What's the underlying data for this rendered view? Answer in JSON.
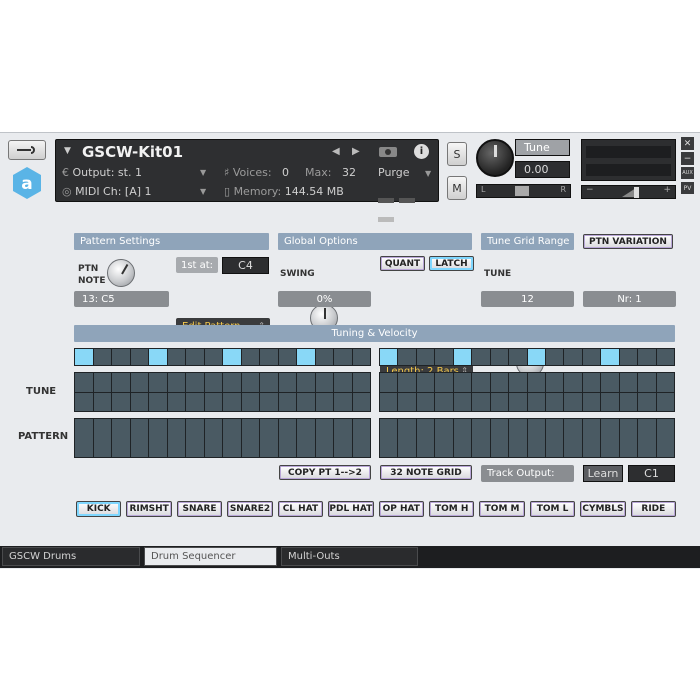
{
  "header": {
    "instrument_name": "GSCW-Kit01",
    "output_label": "Output:",
    "output_value": "st. 1",
    "midi_label": "MIDI Ch:",
    "midi_value": "[A] 1",
    "voices_label": "Voices:",
    "voices_value": "0",
    "max_label": "Max:",
    "max_value": "32",
    "memory_label": "Memory:",
    "memory_value": "144.54 MB",
    "purge_label": "Purge",
    "s_label": "S",
    "m_label": "M",
    "tune_label": "Tune",
    "tune_value": "0.00",
    "pan_left": "L",
    "pan_right": "R",
    "vol_minus": "−",
    "vol_plus": "+",
    "aux_label": "AUX",
    "pv_label": "PV"
  },
  "pattern_settings": {
    "title": "Pattern Settings",
    "ptn_note_label": "PTN\nNOTE",
    "first_at_label": "1st at:",
    "first_at_value": "C4",
    "note_value": "13: C5",
    "edit_pattern": "Edit Pattern..."
  },
  "global_options": {
    "title": "Global Options",
    "swing_label": "SWING",
    "swing_value": "0%",
    "quant": "QUANT",
    "latch": "LATCH",
    "length": "Length: 2 Bars"
  },
  "tune_grid": {
    "title": "Tune Grid Range",
    "tune_label": "TUNE",
    "tune_value": "12"
  },
  "ptn_variation": {
    "button": "PTN VARIATION",
    "value": "Nr: 1"
  },
  "tuning_velocity": {
    "title": "Tuning & Velocity",
    "tune_row_label": "TUNE",
    "pattern_row_label": "PATTERN",
    "steps_per_half": 16,
    "active_steps_left": [
      0,
      4,
      8,
      12
    ],
    "active_steps_right": [
      0,
      4,
      8,
      12
    ]
  },
  "bottom_controls": {
    "copy": "COPY PT 1-->2",
    "note_grid": "32 NOTE GRID",
    "track_output": "Track Output:",
    "learn": "Learn",
    "learn_value": "C1"
  },
  "drums": [
    "KICK",
    "RIMSHT",
    "SNARE",
    "SNARE2",
    "CL HAT",
    "PDL HAT",
    "OP HAT",
    "TOM H",
    "TOM M",
    "TOM L",
    "CYMBLS",
    "RIDE"
  ],
  "tabs": [
    "GSCW Drums",
    "Drum Sequencer",
    "Multi-Outs"
  ],
  "colors": {
    "accent_blue": "#89d8f7",
    "section_header": "#8fa4ba",
    "dropdown_text": "#f3c84c"
  }
}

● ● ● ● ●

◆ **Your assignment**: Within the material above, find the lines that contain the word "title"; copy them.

◆ **Task result**:
    "title": "Pattern Settings",
    "title": "Global Options",
    "title": "Tune Grid Range",
    "title": "Tuning & Velocity",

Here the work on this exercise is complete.